> Instructions for the task
For the word "nwwu", state how many lines of the records include it, with no other text.

Data records:
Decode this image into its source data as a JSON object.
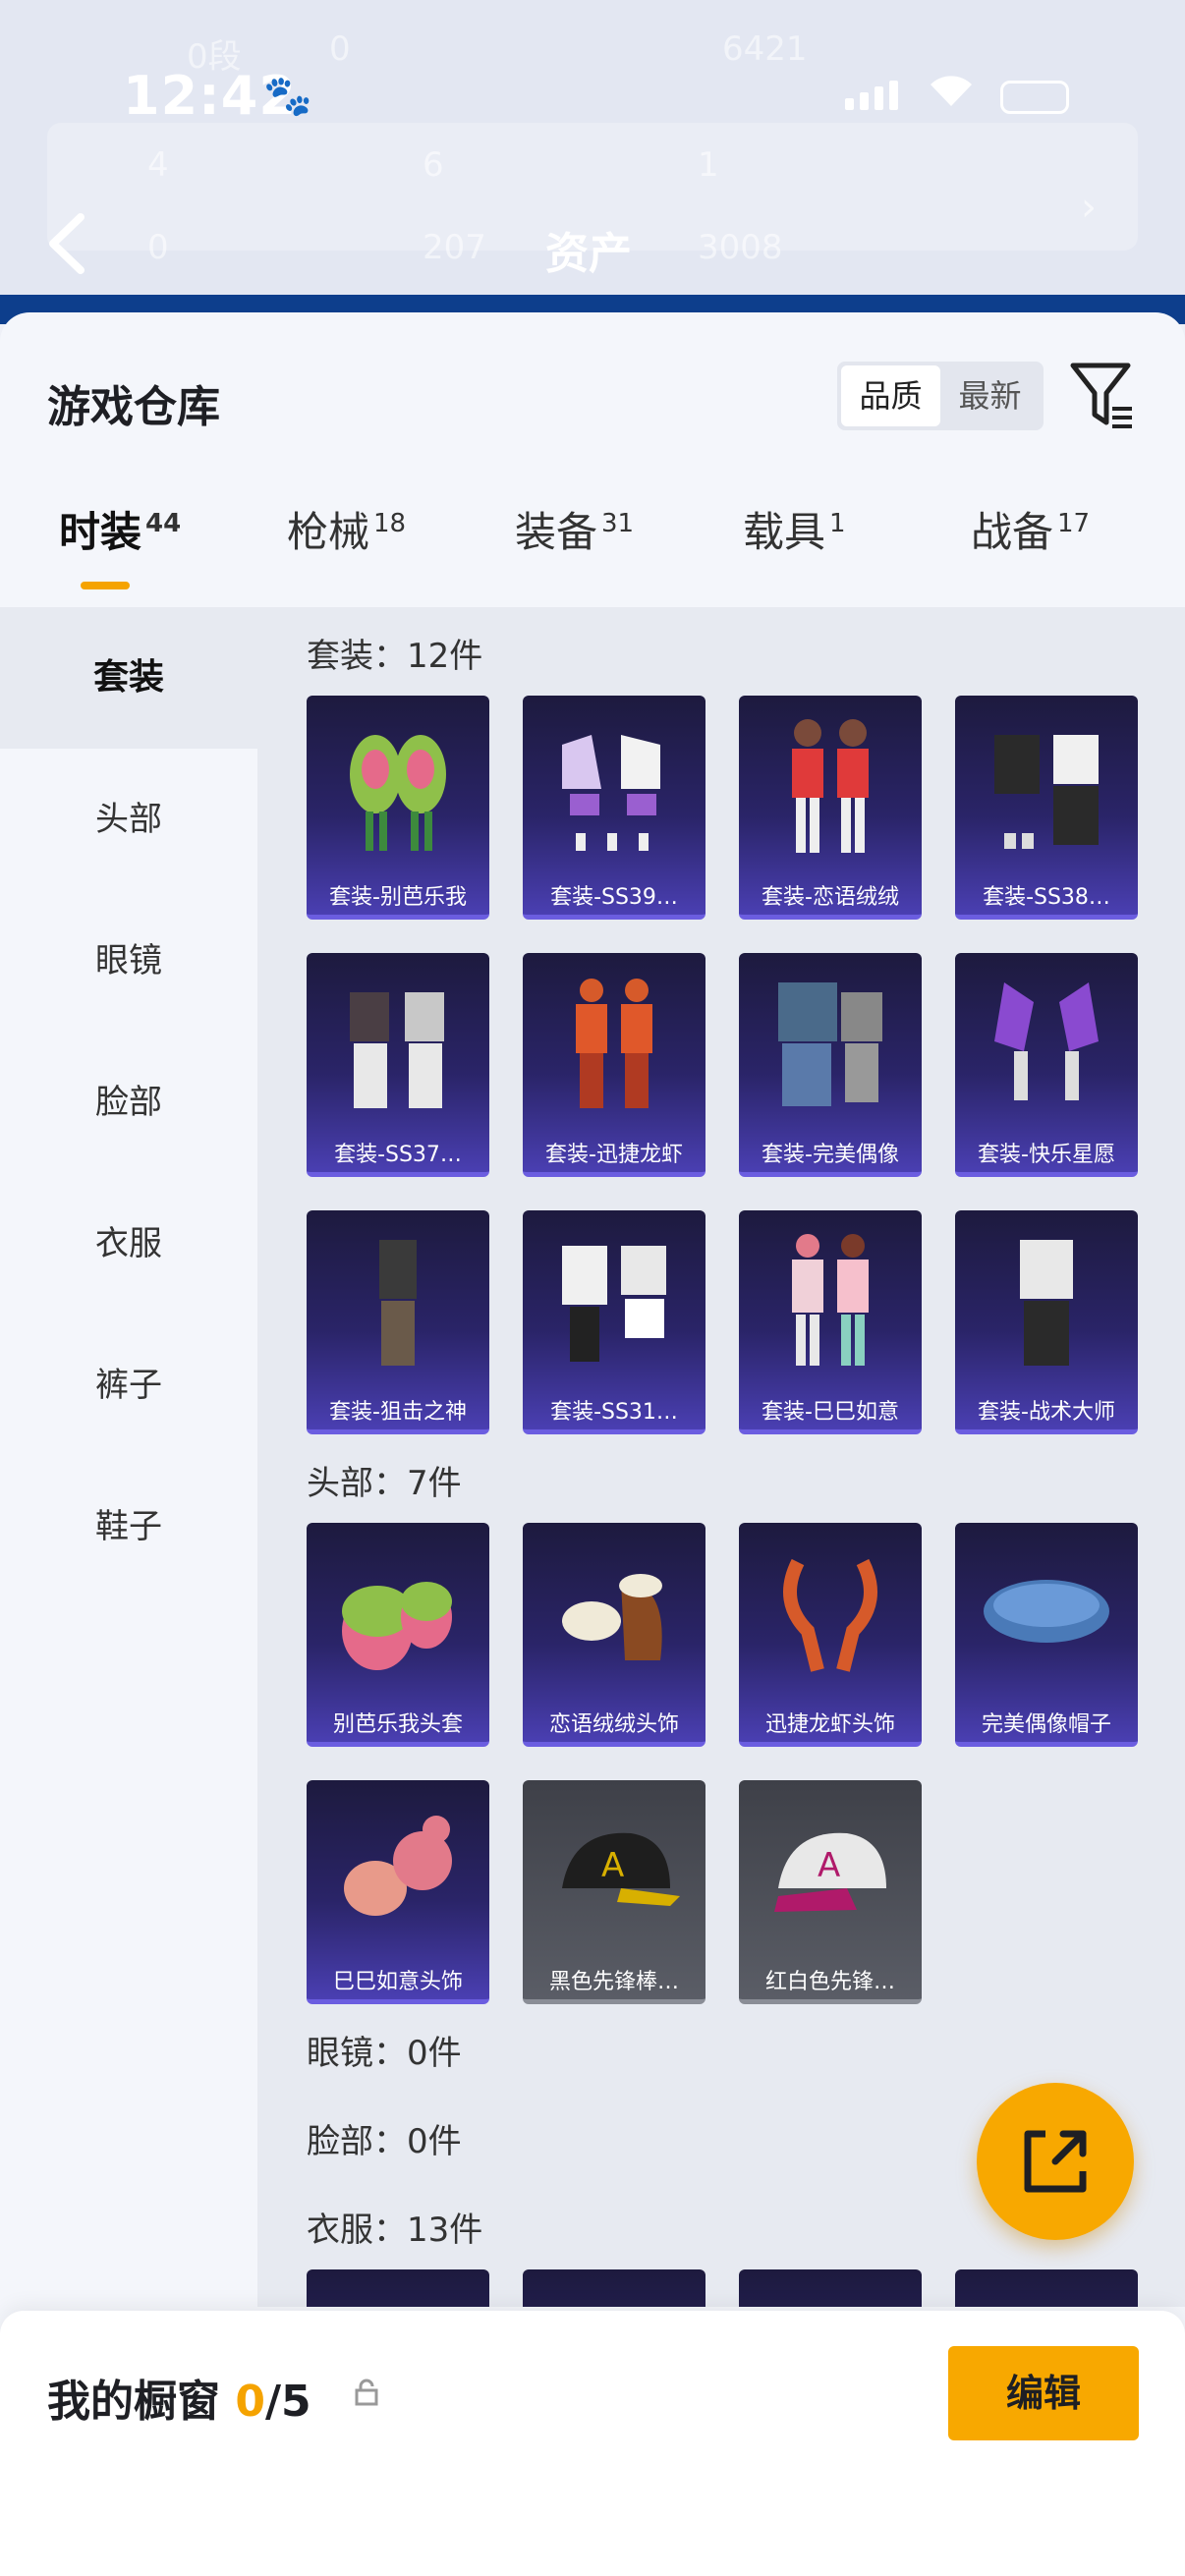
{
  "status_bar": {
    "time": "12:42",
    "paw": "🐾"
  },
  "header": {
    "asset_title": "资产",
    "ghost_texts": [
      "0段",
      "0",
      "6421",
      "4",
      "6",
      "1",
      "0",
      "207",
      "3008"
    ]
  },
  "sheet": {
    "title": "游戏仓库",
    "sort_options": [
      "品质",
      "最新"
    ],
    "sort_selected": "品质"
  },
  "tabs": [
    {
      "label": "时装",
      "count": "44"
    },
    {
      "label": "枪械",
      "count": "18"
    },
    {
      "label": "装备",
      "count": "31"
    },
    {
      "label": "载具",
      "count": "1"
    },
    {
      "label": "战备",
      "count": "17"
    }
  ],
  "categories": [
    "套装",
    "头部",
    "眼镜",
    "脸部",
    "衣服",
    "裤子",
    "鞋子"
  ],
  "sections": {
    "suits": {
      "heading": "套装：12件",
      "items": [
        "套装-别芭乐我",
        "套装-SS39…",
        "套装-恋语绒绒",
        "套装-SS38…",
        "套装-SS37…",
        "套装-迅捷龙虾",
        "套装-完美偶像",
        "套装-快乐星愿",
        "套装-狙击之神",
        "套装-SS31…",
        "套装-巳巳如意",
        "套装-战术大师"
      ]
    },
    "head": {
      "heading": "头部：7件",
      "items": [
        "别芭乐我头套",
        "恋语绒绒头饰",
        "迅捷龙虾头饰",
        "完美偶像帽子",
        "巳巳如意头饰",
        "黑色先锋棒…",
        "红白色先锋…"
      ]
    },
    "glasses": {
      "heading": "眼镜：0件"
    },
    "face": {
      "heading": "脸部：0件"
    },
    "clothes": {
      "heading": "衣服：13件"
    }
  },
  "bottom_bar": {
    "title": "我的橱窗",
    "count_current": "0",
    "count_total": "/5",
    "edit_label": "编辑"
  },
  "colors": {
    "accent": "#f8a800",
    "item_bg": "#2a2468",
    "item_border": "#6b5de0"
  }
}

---

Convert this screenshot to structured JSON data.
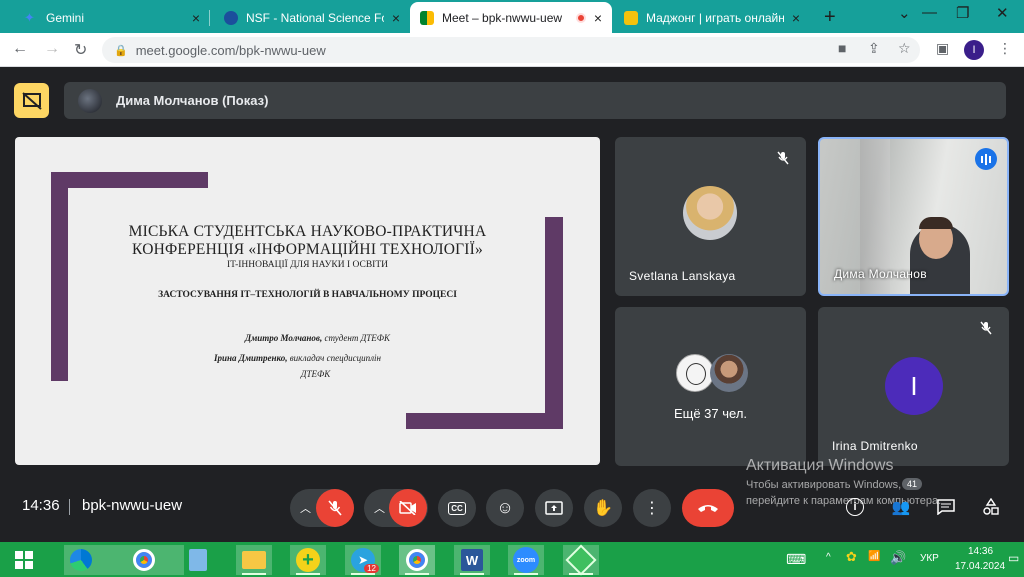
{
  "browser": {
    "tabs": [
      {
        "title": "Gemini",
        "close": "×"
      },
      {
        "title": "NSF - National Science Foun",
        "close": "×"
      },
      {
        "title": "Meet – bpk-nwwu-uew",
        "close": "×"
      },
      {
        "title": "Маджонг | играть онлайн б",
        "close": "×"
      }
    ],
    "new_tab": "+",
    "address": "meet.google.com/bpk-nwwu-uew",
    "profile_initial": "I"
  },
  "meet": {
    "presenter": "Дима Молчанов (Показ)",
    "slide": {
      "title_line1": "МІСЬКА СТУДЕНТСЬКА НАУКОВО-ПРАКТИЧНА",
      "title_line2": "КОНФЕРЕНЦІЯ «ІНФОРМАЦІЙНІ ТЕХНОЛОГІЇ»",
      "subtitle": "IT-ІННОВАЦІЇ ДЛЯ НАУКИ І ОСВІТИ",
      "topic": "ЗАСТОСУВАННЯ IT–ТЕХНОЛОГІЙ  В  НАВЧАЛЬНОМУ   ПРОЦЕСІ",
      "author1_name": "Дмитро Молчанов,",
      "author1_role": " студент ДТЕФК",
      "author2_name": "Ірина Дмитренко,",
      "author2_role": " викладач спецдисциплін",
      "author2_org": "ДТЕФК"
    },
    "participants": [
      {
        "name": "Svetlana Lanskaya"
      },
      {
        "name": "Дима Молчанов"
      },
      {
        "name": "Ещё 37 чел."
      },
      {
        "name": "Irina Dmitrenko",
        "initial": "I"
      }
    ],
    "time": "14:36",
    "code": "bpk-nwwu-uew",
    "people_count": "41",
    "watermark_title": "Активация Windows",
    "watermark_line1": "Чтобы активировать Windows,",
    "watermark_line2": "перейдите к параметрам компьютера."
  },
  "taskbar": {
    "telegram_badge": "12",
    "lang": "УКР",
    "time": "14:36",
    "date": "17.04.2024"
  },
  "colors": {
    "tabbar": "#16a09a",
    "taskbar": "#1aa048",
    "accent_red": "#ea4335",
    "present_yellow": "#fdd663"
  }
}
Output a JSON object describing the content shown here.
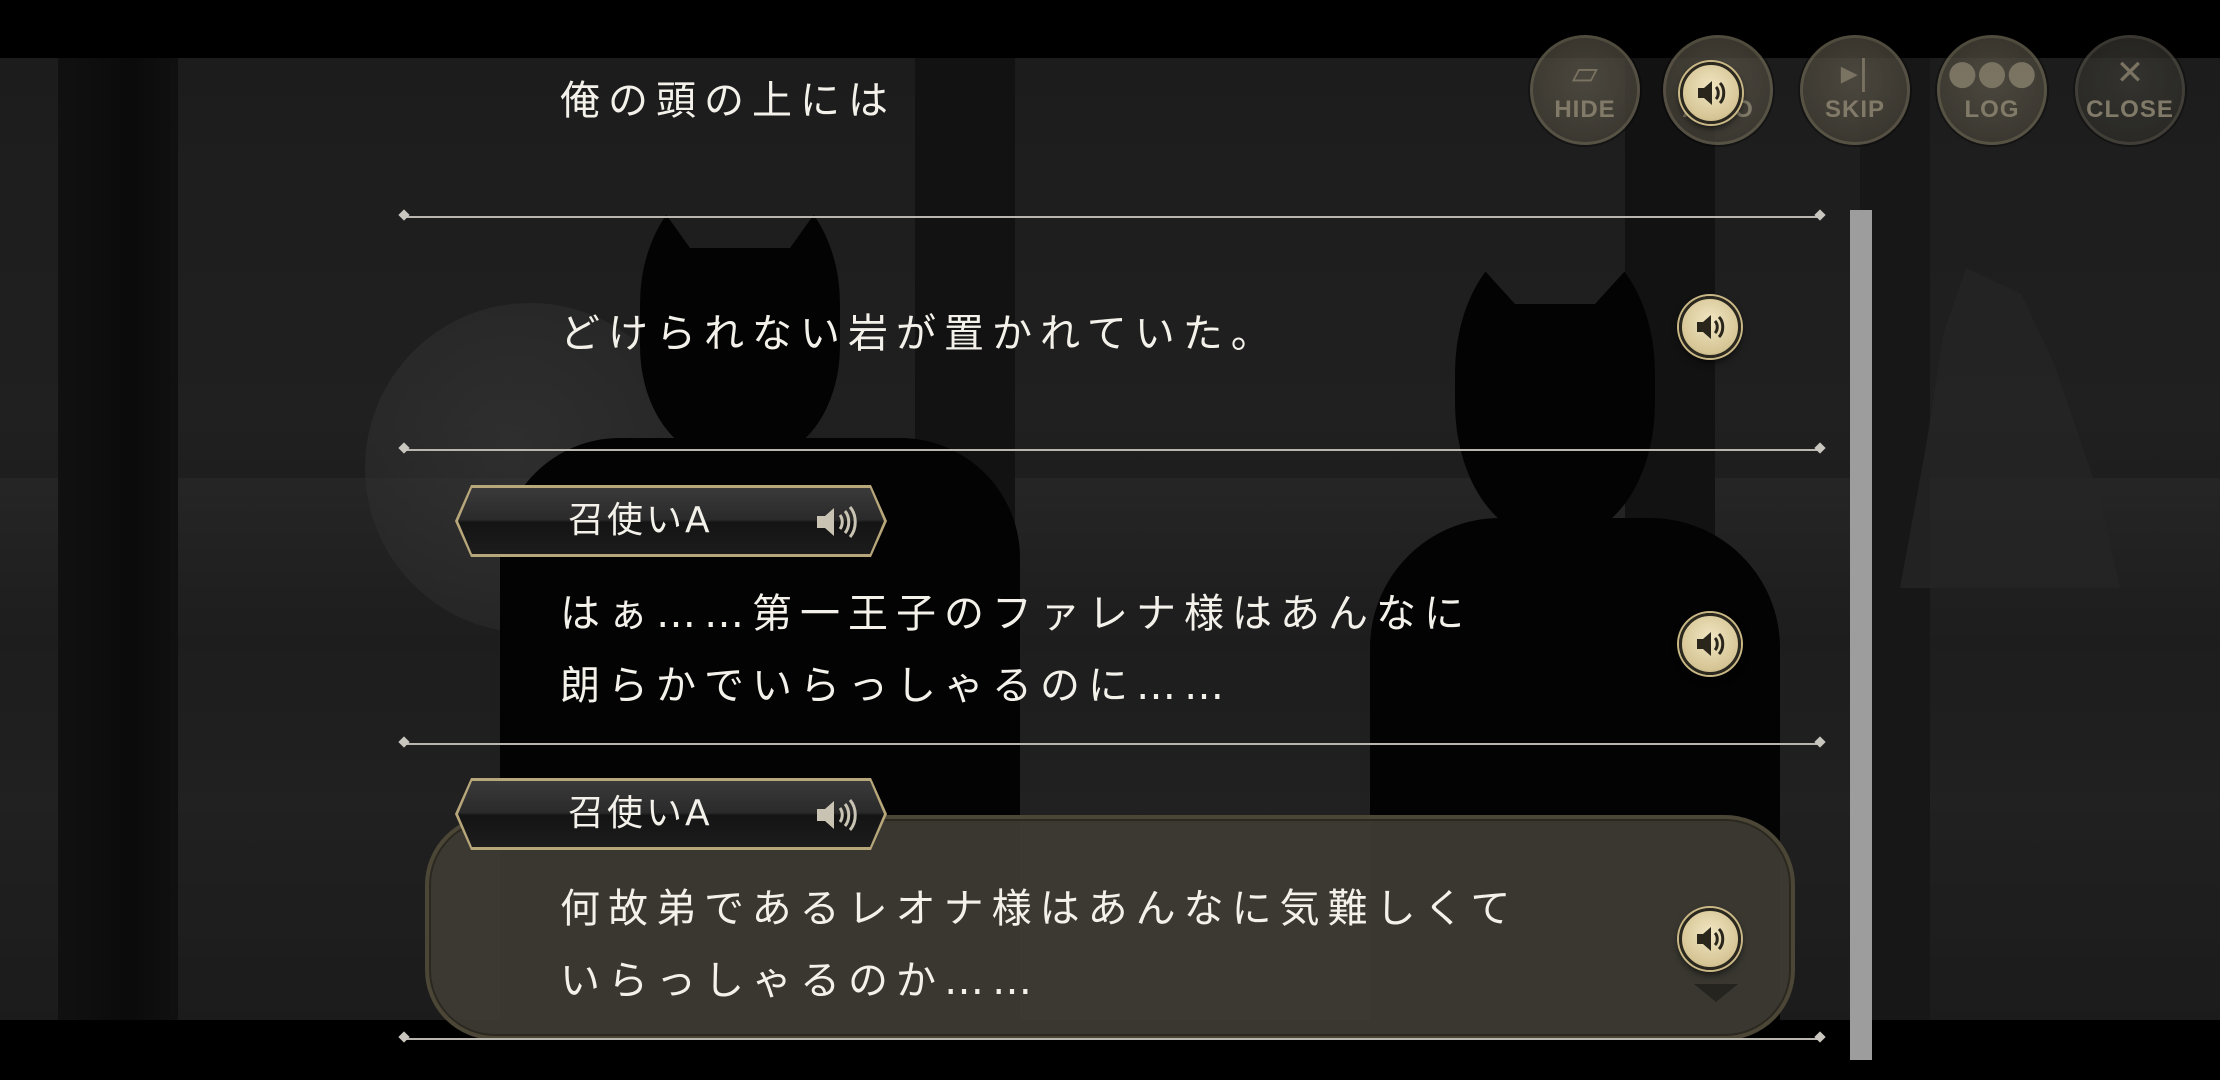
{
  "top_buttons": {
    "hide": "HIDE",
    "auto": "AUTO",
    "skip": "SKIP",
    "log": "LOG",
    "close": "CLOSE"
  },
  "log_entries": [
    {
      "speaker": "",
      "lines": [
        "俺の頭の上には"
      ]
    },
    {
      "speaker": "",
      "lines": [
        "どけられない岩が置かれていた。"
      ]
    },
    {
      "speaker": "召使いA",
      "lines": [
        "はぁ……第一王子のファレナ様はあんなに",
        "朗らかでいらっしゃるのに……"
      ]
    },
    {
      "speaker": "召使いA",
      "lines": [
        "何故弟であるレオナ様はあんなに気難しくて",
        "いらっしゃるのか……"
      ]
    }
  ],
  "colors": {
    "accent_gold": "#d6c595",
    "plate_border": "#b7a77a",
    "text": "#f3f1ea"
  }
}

> Written response
3